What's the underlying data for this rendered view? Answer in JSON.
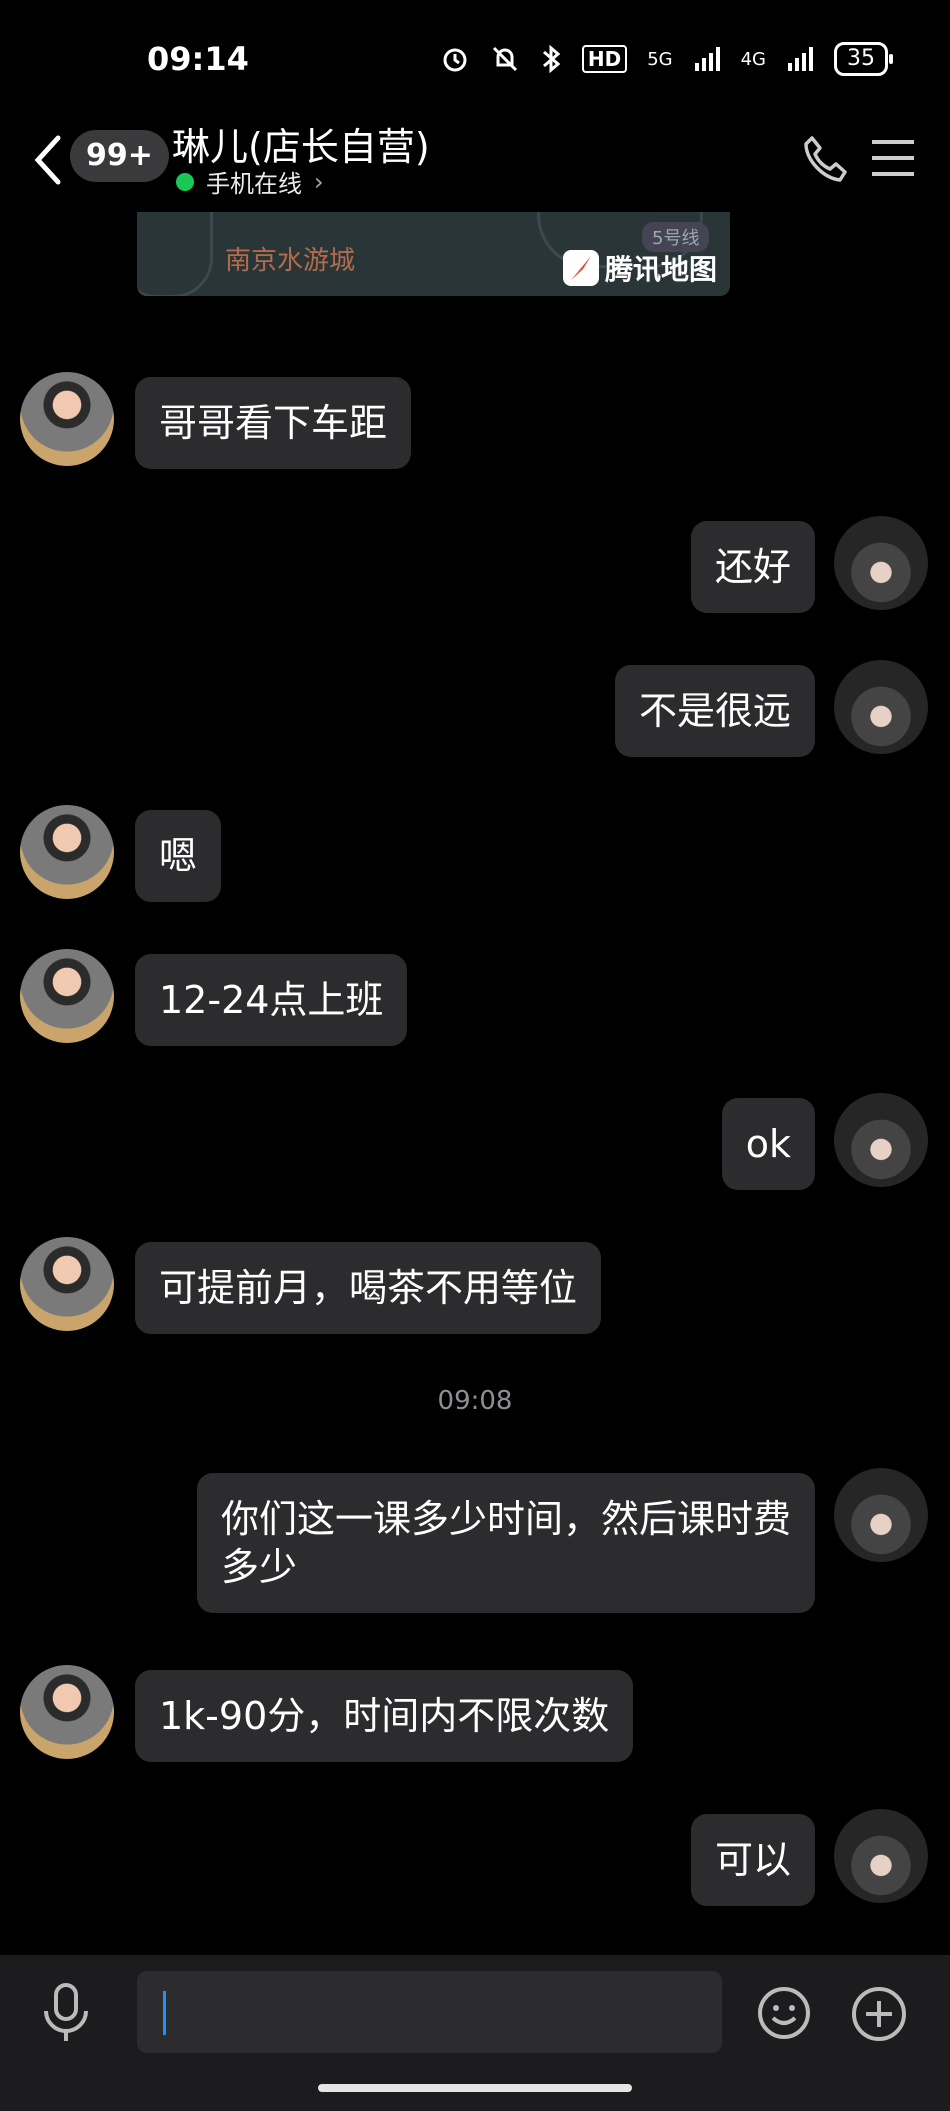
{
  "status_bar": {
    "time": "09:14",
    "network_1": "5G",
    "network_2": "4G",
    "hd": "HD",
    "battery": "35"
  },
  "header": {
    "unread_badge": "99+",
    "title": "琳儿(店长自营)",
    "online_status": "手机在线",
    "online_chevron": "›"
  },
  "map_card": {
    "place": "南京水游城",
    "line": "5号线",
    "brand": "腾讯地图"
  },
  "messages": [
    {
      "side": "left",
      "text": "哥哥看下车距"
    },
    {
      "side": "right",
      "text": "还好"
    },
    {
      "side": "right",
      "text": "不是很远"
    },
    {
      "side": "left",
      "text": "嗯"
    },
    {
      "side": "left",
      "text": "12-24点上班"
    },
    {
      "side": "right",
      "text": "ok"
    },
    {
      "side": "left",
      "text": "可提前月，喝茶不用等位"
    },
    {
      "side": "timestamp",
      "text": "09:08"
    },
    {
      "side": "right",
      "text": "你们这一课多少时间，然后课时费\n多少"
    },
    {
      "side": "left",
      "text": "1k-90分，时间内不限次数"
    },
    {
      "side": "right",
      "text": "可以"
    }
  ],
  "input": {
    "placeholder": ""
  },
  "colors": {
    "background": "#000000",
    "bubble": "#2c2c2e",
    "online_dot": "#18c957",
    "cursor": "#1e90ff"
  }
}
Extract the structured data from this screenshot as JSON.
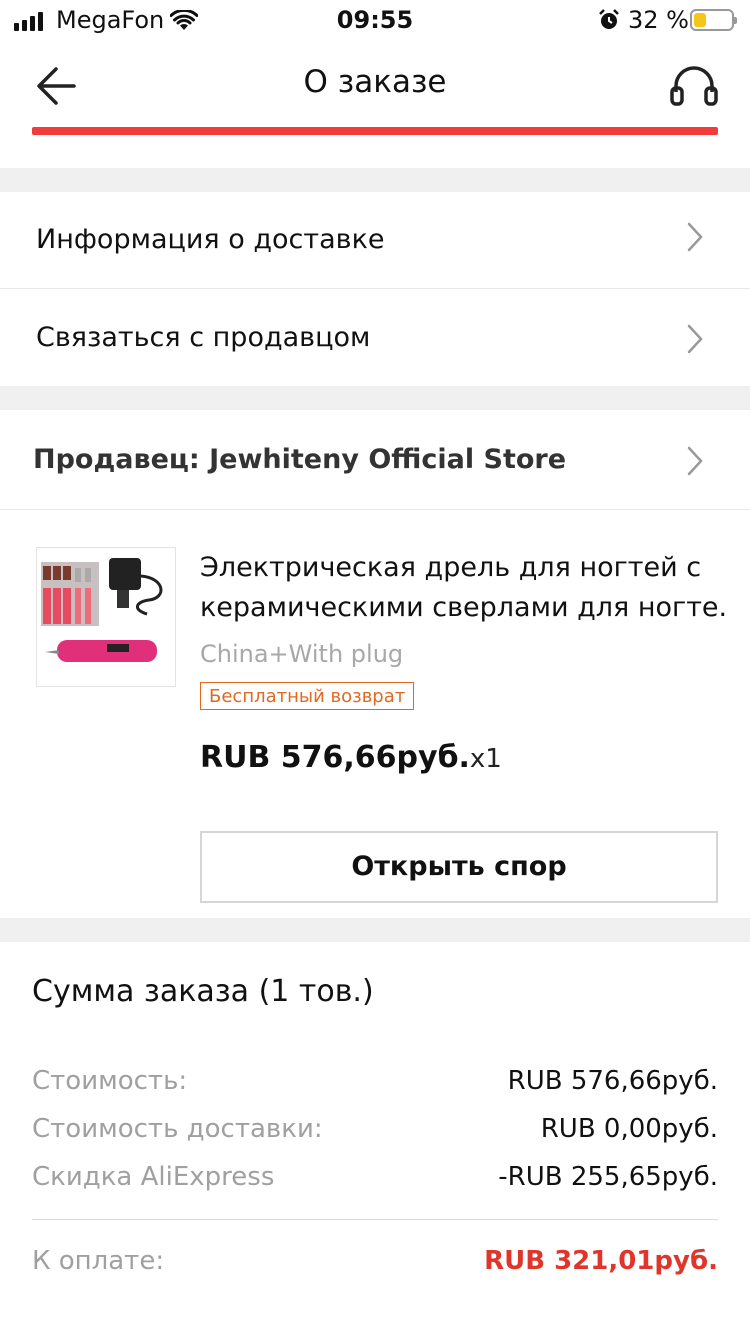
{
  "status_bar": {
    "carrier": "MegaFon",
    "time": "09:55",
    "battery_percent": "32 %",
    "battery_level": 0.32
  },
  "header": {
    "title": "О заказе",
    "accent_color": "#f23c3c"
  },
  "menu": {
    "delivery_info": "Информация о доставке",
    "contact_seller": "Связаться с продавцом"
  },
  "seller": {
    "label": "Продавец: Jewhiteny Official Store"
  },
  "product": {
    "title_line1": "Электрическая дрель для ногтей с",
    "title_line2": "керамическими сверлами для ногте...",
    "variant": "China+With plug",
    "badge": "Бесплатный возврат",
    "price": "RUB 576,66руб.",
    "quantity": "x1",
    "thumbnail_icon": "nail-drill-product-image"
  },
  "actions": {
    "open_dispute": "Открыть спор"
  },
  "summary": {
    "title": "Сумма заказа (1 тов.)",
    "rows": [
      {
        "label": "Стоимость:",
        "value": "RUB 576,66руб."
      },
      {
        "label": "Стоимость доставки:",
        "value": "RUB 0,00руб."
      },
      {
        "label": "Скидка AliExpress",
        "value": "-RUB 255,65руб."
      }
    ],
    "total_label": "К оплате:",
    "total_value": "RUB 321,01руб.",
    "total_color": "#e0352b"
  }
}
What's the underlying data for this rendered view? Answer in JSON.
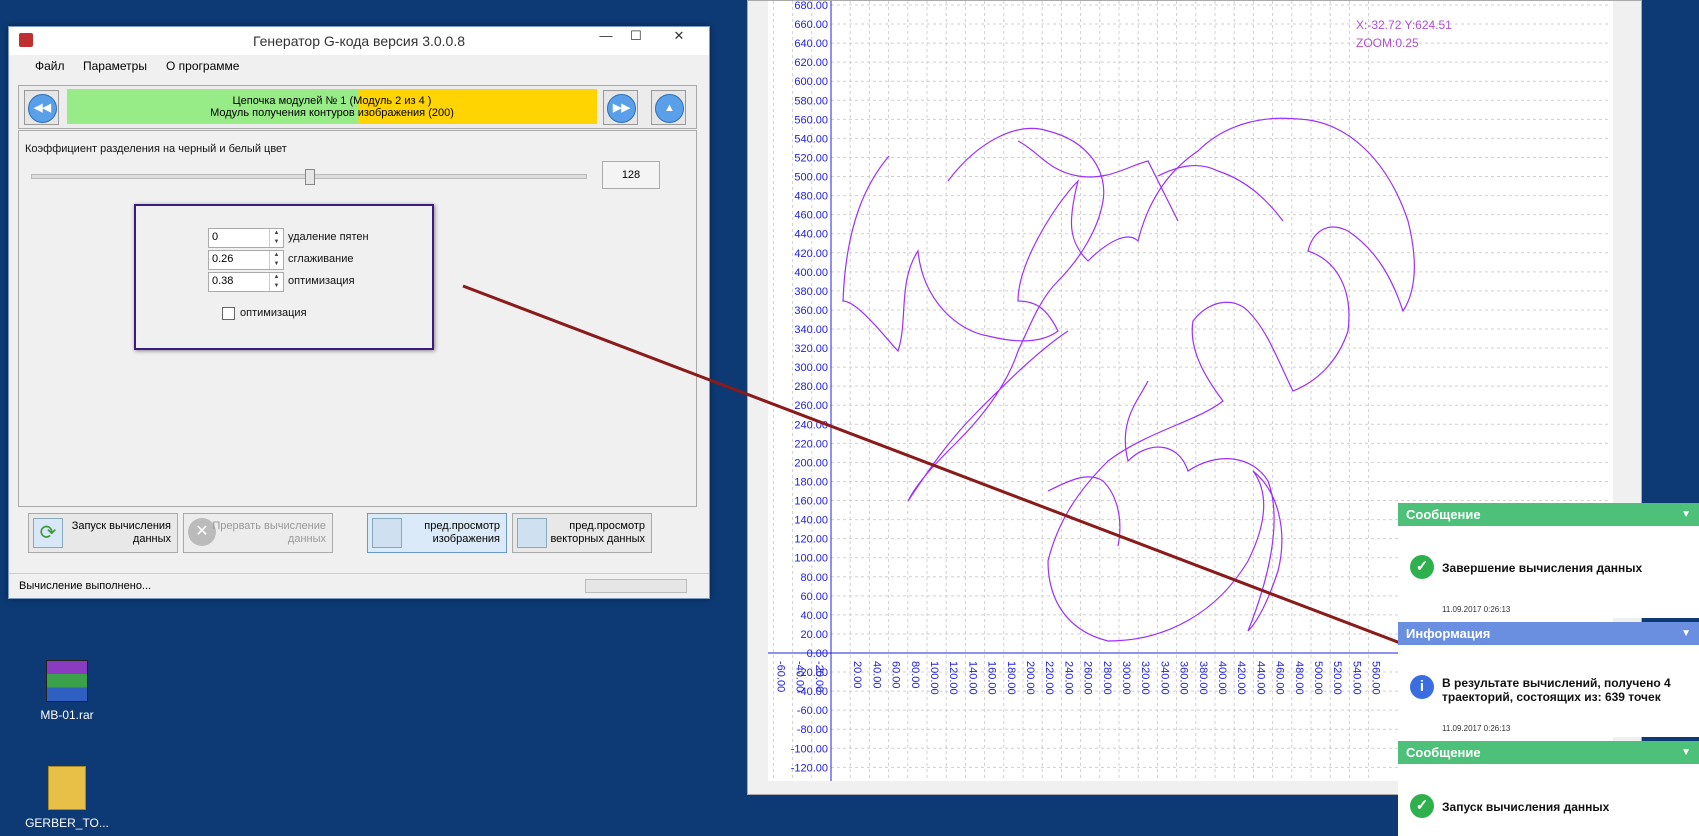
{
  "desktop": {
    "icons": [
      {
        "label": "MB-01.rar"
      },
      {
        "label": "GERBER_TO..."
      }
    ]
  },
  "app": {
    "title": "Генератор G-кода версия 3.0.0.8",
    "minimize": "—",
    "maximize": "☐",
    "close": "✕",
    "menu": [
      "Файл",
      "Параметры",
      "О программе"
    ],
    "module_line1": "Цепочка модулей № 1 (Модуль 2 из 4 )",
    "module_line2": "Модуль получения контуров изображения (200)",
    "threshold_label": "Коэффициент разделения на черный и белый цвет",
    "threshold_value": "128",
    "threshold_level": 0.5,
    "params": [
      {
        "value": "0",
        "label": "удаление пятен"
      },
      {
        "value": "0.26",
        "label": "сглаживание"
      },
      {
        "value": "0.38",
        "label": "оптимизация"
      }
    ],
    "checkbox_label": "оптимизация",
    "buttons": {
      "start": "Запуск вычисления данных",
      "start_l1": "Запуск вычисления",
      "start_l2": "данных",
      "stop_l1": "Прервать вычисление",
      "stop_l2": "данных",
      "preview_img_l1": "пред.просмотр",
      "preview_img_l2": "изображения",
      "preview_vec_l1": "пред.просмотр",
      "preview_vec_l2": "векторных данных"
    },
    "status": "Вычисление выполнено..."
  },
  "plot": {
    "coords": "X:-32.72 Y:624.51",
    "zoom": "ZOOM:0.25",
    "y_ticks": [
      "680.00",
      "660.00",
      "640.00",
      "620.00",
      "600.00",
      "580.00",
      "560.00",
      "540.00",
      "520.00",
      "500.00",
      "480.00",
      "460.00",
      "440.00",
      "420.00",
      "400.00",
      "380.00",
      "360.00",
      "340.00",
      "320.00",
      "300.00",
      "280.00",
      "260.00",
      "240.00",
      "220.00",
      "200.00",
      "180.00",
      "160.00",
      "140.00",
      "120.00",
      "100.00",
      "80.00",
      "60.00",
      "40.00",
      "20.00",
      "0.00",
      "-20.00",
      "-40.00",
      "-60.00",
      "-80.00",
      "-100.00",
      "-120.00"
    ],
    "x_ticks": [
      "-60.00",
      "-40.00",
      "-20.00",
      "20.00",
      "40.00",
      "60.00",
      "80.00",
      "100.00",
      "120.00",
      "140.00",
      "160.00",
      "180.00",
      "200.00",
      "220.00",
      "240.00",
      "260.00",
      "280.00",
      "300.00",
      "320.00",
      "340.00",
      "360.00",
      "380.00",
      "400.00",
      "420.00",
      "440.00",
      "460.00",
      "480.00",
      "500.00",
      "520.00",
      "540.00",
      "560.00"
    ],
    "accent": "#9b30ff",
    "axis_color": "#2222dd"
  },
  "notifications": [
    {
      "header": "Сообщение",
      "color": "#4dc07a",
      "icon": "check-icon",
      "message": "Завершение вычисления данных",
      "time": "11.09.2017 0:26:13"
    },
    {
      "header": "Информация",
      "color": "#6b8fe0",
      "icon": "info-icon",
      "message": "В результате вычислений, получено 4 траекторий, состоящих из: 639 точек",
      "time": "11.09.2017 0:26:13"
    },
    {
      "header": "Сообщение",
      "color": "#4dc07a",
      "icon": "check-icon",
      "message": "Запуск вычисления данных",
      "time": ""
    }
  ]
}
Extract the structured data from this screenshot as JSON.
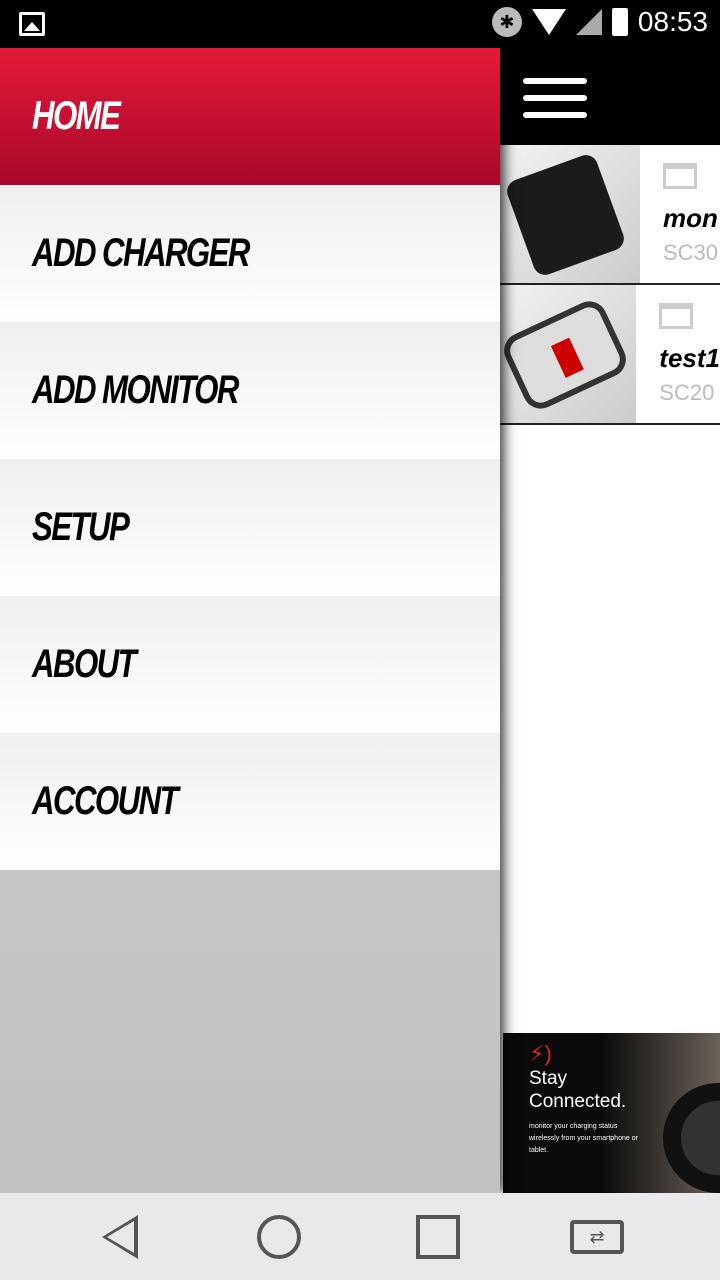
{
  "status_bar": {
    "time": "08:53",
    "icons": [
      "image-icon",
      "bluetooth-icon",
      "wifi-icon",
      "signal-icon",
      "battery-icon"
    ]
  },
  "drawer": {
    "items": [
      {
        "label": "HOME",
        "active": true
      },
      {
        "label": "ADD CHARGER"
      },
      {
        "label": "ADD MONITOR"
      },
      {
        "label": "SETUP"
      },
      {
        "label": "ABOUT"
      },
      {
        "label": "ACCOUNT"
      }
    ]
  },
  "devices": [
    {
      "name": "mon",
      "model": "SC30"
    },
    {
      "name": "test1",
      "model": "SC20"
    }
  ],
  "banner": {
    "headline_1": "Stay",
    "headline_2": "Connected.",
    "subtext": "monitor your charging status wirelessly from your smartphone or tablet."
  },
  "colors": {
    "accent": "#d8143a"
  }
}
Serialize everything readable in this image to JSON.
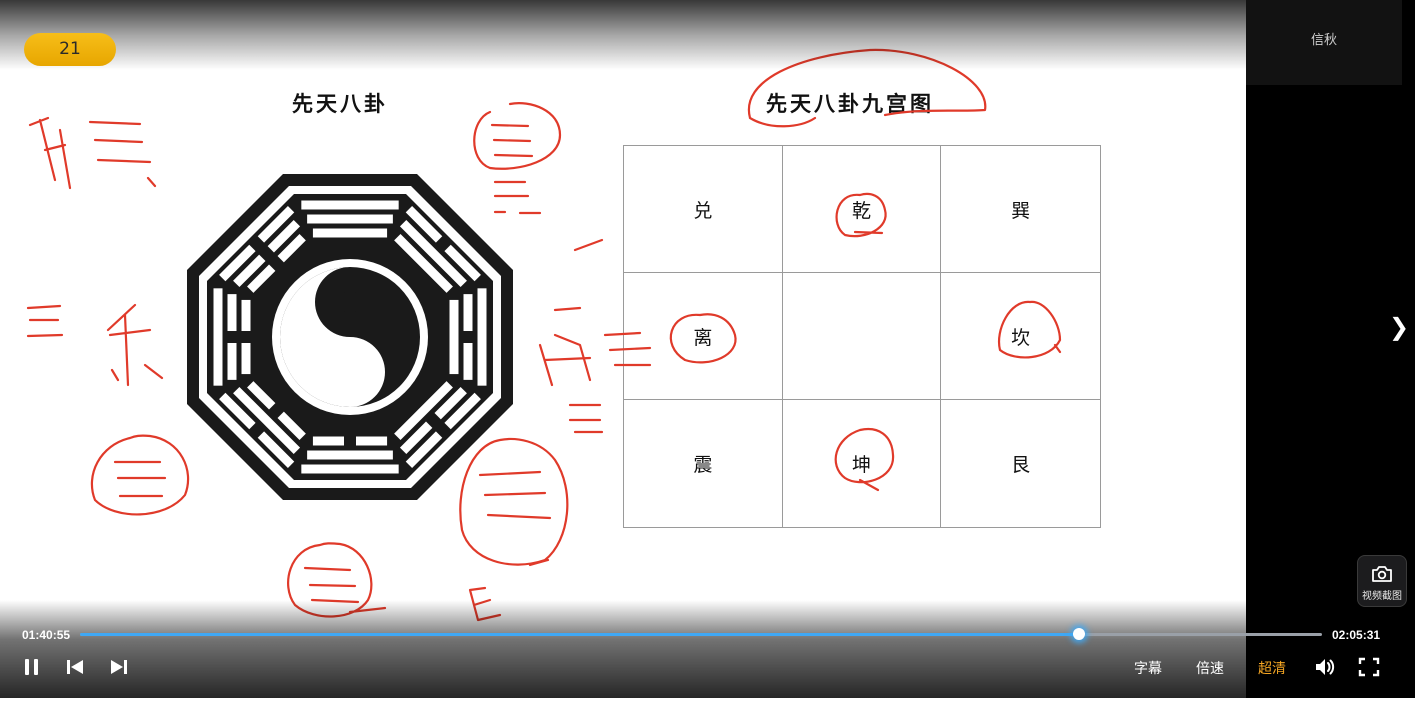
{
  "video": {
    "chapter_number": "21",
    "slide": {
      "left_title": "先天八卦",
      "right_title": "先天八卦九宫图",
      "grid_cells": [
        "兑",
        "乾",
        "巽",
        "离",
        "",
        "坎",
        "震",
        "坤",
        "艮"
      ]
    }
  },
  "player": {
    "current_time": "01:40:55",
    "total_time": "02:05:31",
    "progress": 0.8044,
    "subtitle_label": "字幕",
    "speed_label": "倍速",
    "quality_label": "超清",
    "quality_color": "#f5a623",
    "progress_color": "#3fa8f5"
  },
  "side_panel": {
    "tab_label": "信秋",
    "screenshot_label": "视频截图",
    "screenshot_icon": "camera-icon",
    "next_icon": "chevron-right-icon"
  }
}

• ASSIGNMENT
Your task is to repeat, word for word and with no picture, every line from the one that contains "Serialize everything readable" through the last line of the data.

• TASK RESULT
Serialize everything readable in this image to JSON.
{
  "video": {
    "chapter_number": "21",
    "slide": {
      "left_title": "先天八卦",
      "right_title": "先天八卦九宫图",
      "grid_cells": [
        "兑",
        "乾",
        "巽",
        "离",
        "",
        "坎",
        "震",
        "坤",
        "艮"
      ]
    }
  },
  "player": {
    "current_time": "01:40:55",
    "total_time": "02:05:31",
    "progress": 0.8044,
    "subtitle_label": "字幕",
    "speed_label": "倍速",
    "quality_label": "超清",
    "quality_color": "#f5a623",
    "progress_color": "#3fa8f5"
  },
  "side_panel": {
    "tab_label": "信秋",
    "screenshot_label": "视频截图",
    "screenshot_icon": "camera-icon",
    "next_icon": "chevron-right-icon"
  }
}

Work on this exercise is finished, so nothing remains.